Records from a data collection
Start of Block

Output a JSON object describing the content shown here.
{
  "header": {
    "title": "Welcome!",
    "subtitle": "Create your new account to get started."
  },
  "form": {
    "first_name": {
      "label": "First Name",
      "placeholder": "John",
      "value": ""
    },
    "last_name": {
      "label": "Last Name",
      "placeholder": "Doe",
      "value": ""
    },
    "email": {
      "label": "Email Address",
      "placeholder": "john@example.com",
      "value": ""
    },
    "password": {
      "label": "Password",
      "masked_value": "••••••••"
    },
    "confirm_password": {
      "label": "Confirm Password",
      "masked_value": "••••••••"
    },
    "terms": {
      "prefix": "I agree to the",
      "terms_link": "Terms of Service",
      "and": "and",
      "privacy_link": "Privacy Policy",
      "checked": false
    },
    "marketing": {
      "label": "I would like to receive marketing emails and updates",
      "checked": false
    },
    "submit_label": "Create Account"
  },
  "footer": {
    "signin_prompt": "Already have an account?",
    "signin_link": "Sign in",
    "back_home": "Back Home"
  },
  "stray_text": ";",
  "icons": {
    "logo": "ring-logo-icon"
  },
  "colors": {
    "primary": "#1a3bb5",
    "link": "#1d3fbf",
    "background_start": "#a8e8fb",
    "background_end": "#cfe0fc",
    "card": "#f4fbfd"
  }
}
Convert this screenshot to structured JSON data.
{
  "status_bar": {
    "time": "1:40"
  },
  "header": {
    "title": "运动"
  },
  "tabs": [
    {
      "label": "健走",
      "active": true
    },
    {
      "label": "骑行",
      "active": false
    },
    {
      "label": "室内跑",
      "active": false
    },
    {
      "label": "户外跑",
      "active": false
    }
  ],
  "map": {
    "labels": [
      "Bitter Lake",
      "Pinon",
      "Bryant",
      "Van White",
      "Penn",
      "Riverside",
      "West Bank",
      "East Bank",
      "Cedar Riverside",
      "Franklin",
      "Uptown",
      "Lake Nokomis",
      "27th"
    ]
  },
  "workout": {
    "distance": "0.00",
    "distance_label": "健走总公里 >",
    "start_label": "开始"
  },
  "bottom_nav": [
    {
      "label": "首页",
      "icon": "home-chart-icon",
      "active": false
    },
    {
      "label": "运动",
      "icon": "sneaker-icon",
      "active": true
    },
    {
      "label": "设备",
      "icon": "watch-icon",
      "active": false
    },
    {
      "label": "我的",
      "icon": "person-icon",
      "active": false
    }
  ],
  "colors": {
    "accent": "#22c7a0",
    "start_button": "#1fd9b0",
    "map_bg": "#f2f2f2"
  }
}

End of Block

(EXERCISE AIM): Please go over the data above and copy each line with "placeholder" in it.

(SOLUTION TO THE EXERCISE):
      "placeholder": "John",
      "placeholder": "Doe",
      "placeholder": "john@example.com",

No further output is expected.